Mohamed Hashim Mohamed Zahran was 12 years old when he began his studies at the Jamiathul Falah Arabic College. He was a nobody, with no claim to scholarship other than ambition.
Zahran and his four brothers and sisters squeezed into a two-room house with their parents in a small seaside town in eastern Sri Lanka; their father was a poor man who sold packets of food on the street and had a reputation for being a petty thief.
“His father didn’t do much,” recalled the school’s vice principal, S.M. Aliyar, laughing out loud.
The boy surprised the school with his sharp mind. For three years, Zahran practiced memorizing the Koran. Next came his studies in Islamic law. But the more he learned, the more Zahran argued that his teachers were too liberal in their reading of the holy book.
“He was against our teaching and the way we interpreted the Koran – he wanted his radical Islam,” said Aliyar. “So we kicked him out.”
Aliyar, now 73 with a long white beard, remembers the day Zahran left in 2005. “His father came and asked, ‘Where can he go?’.”
The school would hear again of Mohamed Zahran. And the world now knows his name. Sri Lankan officials have identified him as the suspected ringleader of a group that carried out a series of Easter Sunday suicide bombings in the country on April 21.
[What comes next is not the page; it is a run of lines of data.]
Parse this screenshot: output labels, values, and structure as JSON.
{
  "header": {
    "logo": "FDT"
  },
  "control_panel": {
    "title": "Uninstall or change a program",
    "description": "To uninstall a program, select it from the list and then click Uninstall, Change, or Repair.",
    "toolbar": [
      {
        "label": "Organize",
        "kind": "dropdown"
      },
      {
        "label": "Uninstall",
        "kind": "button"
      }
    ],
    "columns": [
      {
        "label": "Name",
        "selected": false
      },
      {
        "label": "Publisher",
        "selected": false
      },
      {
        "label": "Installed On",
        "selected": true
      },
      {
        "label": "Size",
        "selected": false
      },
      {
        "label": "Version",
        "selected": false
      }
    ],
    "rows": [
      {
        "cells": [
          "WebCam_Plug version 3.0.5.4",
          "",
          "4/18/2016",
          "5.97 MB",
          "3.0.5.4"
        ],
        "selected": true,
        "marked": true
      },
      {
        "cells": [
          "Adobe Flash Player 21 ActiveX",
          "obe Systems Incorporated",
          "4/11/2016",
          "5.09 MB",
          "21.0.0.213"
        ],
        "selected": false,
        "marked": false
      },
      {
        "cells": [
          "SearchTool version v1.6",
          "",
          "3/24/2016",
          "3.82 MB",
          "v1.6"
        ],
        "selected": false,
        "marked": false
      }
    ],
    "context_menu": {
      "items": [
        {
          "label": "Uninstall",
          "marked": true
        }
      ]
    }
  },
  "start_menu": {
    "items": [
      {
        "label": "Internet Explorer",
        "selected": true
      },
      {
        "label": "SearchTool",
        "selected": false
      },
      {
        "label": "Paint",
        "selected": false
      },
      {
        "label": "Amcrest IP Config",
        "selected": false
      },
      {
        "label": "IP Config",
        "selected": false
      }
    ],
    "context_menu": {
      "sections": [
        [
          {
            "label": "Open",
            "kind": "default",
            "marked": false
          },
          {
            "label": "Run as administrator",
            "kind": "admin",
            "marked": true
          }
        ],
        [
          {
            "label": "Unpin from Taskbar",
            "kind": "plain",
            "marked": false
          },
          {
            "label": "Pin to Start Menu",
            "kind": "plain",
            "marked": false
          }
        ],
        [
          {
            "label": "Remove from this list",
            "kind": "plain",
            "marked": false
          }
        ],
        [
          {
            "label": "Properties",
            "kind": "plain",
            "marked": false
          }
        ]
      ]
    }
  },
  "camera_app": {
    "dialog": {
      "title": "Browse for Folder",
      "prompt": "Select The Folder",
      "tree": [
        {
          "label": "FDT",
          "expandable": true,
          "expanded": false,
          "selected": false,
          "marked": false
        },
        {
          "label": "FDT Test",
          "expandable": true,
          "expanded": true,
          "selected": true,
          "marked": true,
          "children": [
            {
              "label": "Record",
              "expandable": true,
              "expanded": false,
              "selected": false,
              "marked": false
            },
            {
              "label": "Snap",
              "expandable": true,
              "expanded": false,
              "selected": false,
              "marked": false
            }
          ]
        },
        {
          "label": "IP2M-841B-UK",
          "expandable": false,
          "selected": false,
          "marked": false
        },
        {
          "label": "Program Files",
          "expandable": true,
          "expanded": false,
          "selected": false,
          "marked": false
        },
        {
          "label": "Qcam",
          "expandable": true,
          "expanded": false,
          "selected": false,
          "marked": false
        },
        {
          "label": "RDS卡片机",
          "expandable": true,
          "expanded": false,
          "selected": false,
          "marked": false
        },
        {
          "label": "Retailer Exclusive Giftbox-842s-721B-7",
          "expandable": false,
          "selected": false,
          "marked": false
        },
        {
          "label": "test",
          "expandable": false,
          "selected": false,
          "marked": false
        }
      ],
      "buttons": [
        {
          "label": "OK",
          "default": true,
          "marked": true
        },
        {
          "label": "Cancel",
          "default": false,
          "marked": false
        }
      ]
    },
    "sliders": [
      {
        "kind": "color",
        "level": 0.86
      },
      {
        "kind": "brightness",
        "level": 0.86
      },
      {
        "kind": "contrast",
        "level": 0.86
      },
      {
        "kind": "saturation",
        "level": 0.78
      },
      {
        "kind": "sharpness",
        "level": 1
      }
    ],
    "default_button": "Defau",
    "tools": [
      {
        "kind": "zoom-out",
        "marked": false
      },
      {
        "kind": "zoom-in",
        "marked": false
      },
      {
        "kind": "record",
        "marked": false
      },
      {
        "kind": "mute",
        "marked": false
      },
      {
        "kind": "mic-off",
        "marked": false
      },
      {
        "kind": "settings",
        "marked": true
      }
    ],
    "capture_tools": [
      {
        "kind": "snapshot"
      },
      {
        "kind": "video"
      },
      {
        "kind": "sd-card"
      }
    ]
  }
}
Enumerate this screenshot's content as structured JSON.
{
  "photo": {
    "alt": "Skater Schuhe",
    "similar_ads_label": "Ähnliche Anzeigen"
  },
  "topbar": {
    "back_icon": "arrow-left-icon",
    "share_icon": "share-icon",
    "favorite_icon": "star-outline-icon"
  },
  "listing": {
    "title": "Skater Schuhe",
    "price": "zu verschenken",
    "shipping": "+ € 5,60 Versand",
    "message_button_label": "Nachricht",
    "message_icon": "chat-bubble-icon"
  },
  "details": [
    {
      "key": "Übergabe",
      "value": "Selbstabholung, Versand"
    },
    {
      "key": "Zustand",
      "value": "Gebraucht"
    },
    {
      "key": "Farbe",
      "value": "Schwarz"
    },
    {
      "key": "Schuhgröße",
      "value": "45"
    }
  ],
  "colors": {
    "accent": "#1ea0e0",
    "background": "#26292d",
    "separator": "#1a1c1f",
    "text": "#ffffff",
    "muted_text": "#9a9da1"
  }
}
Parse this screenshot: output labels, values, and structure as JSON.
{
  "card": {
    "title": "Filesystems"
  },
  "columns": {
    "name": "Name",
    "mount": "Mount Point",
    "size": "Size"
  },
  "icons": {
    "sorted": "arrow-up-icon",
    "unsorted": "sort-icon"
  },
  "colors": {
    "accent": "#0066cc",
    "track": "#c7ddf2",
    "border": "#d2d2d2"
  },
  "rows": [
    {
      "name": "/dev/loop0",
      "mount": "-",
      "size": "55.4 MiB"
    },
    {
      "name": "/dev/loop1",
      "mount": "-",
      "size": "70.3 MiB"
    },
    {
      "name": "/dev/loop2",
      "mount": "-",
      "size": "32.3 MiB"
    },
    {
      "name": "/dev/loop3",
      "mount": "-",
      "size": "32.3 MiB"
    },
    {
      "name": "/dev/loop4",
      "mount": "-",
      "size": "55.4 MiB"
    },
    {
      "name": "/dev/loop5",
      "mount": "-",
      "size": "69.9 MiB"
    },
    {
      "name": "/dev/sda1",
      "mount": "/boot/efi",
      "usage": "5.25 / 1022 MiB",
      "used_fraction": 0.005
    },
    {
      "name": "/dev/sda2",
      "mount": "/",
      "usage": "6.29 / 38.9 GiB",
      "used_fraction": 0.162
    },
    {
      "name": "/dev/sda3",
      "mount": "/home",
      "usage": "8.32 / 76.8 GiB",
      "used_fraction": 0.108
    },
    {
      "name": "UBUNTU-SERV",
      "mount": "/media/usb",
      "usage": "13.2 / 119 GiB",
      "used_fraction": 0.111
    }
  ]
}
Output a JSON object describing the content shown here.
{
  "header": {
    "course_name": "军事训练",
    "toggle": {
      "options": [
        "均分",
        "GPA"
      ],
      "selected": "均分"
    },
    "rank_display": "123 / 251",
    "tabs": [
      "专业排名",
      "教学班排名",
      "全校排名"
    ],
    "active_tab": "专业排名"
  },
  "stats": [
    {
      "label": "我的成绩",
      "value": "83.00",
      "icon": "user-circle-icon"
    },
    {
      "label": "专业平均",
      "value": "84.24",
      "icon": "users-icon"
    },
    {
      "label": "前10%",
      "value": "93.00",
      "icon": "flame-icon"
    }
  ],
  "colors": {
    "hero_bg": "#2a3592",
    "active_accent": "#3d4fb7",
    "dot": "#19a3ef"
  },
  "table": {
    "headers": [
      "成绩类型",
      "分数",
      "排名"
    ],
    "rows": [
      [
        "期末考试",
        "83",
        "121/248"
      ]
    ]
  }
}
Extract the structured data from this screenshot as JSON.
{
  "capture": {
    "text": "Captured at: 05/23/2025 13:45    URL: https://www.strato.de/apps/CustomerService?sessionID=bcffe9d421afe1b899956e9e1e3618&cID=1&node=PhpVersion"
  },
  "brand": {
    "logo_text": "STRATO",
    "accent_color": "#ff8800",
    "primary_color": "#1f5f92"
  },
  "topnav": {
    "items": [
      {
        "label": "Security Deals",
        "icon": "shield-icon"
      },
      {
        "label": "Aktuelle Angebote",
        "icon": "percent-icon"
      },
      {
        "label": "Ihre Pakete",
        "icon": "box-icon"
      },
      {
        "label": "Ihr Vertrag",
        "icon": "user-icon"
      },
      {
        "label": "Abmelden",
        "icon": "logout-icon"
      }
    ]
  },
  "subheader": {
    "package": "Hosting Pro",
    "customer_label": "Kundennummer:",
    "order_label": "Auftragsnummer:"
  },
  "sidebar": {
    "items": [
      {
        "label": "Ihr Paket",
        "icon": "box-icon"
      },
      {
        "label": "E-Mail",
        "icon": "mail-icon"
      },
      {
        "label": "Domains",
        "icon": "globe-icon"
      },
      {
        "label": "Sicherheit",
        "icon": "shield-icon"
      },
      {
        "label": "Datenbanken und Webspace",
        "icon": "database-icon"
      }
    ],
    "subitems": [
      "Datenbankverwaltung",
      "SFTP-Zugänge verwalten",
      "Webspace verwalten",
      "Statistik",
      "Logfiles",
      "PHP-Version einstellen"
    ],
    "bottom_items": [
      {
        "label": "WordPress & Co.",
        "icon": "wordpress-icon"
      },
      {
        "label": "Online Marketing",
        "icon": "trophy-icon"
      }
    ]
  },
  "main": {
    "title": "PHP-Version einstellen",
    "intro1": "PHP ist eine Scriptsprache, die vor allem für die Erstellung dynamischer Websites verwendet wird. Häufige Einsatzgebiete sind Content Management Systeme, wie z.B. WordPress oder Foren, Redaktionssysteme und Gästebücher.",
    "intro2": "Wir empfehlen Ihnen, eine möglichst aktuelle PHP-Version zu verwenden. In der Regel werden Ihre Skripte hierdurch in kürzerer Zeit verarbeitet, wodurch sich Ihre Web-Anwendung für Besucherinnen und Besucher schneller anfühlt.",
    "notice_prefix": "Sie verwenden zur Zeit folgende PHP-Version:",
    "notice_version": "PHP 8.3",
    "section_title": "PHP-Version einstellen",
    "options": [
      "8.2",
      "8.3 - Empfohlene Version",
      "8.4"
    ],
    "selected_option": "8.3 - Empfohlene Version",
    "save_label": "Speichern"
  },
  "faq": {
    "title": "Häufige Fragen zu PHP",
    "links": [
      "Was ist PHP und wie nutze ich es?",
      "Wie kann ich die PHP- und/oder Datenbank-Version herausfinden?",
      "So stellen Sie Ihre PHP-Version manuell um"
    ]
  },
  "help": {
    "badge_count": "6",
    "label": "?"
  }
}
The blasts killed more than 250 people in churches and luxury hotels, one of the deadliest-ever such attacks in South Asia. There were nine suicide bombers who blew apart men, women and children as they sat to pray or ate breakfast.
Most of the attackers were well-educated and from wealthy families, with some having been abroad to study, according to Sri Lankan officials.
That descrion does not, however, fit their alleged leader, a man said to be in his early 30s, who authorities say died in the slaughter. Zahran was different.